YOUR OBJECTIVE: Write out the data below in full, please. Keep every character as given.

***

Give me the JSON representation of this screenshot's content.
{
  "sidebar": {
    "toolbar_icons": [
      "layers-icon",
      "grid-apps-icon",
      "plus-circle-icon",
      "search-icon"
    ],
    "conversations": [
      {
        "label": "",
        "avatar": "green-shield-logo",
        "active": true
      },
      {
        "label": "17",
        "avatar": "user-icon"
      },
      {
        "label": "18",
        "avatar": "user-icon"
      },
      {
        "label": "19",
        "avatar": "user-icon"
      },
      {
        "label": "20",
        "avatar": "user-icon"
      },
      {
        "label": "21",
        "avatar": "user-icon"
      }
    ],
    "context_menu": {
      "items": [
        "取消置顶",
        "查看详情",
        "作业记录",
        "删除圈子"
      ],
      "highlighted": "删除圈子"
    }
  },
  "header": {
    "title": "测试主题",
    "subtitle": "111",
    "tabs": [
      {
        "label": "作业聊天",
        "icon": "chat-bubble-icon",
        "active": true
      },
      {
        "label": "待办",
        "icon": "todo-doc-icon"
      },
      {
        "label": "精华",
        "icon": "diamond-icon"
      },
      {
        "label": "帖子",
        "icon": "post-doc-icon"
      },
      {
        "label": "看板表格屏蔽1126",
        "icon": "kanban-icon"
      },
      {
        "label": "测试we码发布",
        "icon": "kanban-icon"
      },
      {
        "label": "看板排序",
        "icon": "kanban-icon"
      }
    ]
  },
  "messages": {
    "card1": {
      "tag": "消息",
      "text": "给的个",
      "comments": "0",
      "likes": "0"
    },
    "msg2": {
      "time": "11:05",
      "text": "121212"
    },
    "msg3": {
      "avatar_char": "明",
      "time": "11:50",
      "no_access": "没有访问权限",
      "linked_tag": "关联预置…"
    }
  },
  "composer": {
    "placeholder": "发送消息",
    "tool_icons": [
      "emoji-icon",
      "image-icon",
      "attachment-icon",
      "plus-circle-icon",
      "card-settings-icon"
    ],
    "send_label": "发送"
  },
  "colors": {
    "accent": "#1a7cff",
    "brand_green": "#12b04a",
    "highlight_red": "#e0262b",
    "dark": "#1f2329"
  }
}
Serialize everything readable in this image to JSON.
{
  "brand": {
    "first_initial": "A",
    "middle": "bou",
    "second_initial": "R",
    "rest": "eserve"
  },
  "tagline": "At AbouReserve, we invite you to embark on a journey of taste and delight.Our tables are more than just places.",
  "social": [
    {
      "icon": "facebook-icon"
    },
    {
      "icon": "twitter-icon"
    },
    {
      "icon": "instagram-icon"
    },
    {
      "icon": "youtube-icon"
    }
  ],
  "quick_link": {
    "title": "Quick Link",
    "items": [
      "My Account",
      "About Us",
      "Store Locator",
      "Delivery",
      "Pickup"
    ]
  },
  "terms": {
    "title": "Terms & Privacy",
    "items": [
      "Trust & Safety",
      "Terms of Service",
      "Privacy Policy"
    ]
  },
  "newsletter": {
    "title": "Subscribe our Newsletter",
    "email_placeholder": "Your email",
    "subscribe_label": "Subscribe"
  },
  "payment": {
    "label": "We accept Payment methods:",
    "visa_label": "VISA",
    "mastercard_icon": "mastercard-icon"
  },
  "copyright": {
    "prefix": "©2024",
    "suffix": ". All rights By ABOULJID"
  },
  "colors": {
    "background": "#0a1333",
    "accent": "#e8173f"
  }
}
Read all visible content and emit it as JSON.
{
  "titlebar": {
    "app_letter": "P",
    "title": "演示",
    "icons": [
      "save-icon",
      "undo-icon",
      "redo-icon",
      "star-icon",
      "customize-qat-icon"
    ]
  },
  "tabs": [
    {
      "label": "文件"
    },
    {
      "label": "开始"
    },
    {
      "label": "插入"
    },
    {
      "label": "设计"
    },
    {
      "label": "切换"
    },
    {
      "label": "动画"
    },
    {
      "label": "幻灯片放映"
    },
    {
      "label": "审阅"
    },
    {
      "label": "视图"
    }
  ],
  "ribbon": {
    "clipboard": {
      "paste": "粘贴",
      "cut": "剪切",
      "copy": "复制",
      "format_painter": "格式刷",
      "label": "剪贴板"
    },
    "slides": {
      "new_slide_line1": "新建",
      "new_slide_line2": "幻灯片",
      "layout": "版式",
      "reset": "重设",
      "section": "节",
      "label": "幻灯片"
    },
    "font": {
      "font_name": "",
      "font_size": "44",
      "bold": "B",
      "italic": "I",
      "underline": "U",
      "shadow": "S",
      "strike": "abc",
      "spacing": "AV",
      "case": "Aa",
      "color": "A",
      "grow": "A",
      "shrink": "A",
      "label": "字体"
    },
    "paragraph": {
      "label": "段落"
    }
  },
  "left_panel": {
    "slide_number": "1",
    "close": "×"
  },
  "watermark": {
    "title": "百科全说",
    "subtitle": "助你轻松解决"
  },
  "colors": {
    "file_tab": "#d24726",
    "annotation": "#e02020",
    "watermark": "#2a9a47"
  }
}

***

SOLUTION FOR THIS EXERCISE:
Give me the JSON representation of this screenshot's content.
{
  "sidebar": {
    "toolbar_icons": [
      "layers-icon",
      "grid-apps-icon",
      "plus-circle-icon",
      "search-icon"
    ],
    "conversations": [
      {
        "label": "",
        "avatar": "green-shield-logo",
        "active": true
      },
      {
        "label": "17",
        "avatar": "user-icon"
      },
      {
        "label": "18",
        "avatar": "user-icon"
      },
      {
        "label": "19",
        "avatar": "user-icon"
      },
      {
        "label": "20",
        "avatar": "user-icon"
      },
      {
        "label": "21",
        "avatar": "user-icon"
      }
    ],
    "context_menu": {
      "items": [
        "取消置顶",
        "查看详情",
        "作业记录",
        "删除圈子"
      ],
      "highlighted": "删除圈子"
    }
  },
  "header": {
    "title": "测试主题",
    "subtitle": "111",
    "tabs": [
      {
        "label": "作业聊天",
        "icon": "chat-bubble-icon",
        "active": true
      },
      {
        "label": "待办",
        "icon": "todo-doc-icon"
      },
      {
        "label": "精华",
        "icon": "diamond-icon"
      },
      {
        "label": "帖子",
        "icon": "post-doc-icon"
      },
      {
        "label": "看板表格屏蔽1126",
        "icon": "kanban-icon"
      },
      {
        "label": "测试we码发布",
        "icon": "kanban-icon"
      },
      {
        "label": "看板排序",
        "icon": "kanban-icon"
      }
    ]
  },
  "messages": {
    "card1": {
      "tag": "消息",
      "text": "给的个",
      "comments": "0",
      "likes": "0"
    },
    "msg2": {
      "time": "11:05",
      "text": "121212"
    },
    "msg3": {
      "avatar_char": "明",
      "time": "11:50",
      "no_access": "没有访问权限",
      "linked_tag": "关联预置…"
    }
  },
  "composer": {
    "placeholder": "发送消息",
    "tool_icons": [
      "emoji-icon",
      "image-icon",
      "attachment-icon",
      "plus-circle-icon",
      "card-settings-icon"
    ],
    "send_label": "发送"
  },
  "colors": {
    "accent": "#1a7cff",
    "brand_green": "#12b04a",
    "highlight_red": "#e0262b",
    "dark": "#1f2329"
  }
}
Serialize everything readable in this image to JSON.
{
  "brand": {
    "first_initial": "A",
    "middle": "bou",
    "second_initial": "R",
    "rest": "eserve"
  },
  "tagline": "At AbouReserve, we invite you to embark on a journey of taste and delight.Our tables are more than just places.",
  "social": [
    {
      "icon": "facebook-icon"
    },
    {
      "icon": "twitter-icon"
    },
    {
      "icon": "instagram-icon"
    },
    {
      "icon": "youtube-icon"
    }
  ],
  "quick_link": {
    "title": "Quick Link",
    "items": [
      "My Account",
      "About Us",
      "Store Locator",
      "Delivery",
      "Pickup"
    ]
  },
  "terms": {
    "title": "Terms & Privacy",
    "items": [
      "Trust & Safety",
      "Terms of Service",
      "Privacy Policy"
    ]
  },
  "newsletter": {
    "title": "Subscribe our Newsletter",
    "email_placeholder": "Your email",
    "subscribe_label": "Subscribe"
  },
  "payment": {
    "label": "We accept Payment methods:",
    "visa_label": "VISA",
    "mastercard_icon": "mastercard-icon"
  },
  "copyright": {
    "prefix": "©2024",
    "suffix": ". All rights By ABOULJID"
  },
  "colors": {
    "background": "#0a1333",
    "accent": "#e8173f"
  }
}
Read all visible content and emit it as JSON.
{
  "titlebar": {
    "app_letter": "P",
    "title": "演示",
    "icons": [
      "save-icon",
      "undo-icon",
      "redo-icon",
      "star-icon",
      "customize-qat-icon"
    ]
  },
  "tabs": [
    {
      "label": "文件"
    },
    {
      "label": "开始"
    },
    {
      "label": "插入"
    },
    {
      "label": "设计"
    },
    {
      "label": "切换"
    },
    {
      "label": "动画"
    },
    {
      "label": "幻灯片放映"
    },
    {
      "label": "审阅"
    },
    {
      "label": "视图"
    }
  ],
  "ribbon": {
    "clipboard": {
      "paste": "粘贴",
      "cut": "剪切",
      "copy": "复制",
      "format_painter": "格式刷",
      "label": "剪贴板"
    },
    "slides": {
      "new_slide_line1": "新建",
      "new_slide_line2": "幻灯片",
      "layout": "版式",
      "reset": "重设",
      "section": "节",
      "label": "幻灯片"
    },
    "font": {
      "font_name": "",
      "font_size": "44",
      "bold": "B",
      "italic": "I",
      "underline": "U",
      "shadow": "S",
      "strike": "abc",
      "spacing": "AV",
      "case": "Aa",
      "color": "A",
      "grow": "A",
      "shrink": "A",
      "label": "字体"
    },
    "paragraph": {
      "label": "段落"
    }
  },
  "left_panel": {
    "slide_number": "1",
    "close": "×"
  },
  "watermark": {
    "title": "百科全说",
    "subtitle": "助你轻松解决"
  },
  "colors": {
    "file_tab": "#d24726",
    "annotation": "#e02020",
    "watermark": "#2a9a47"
  }
}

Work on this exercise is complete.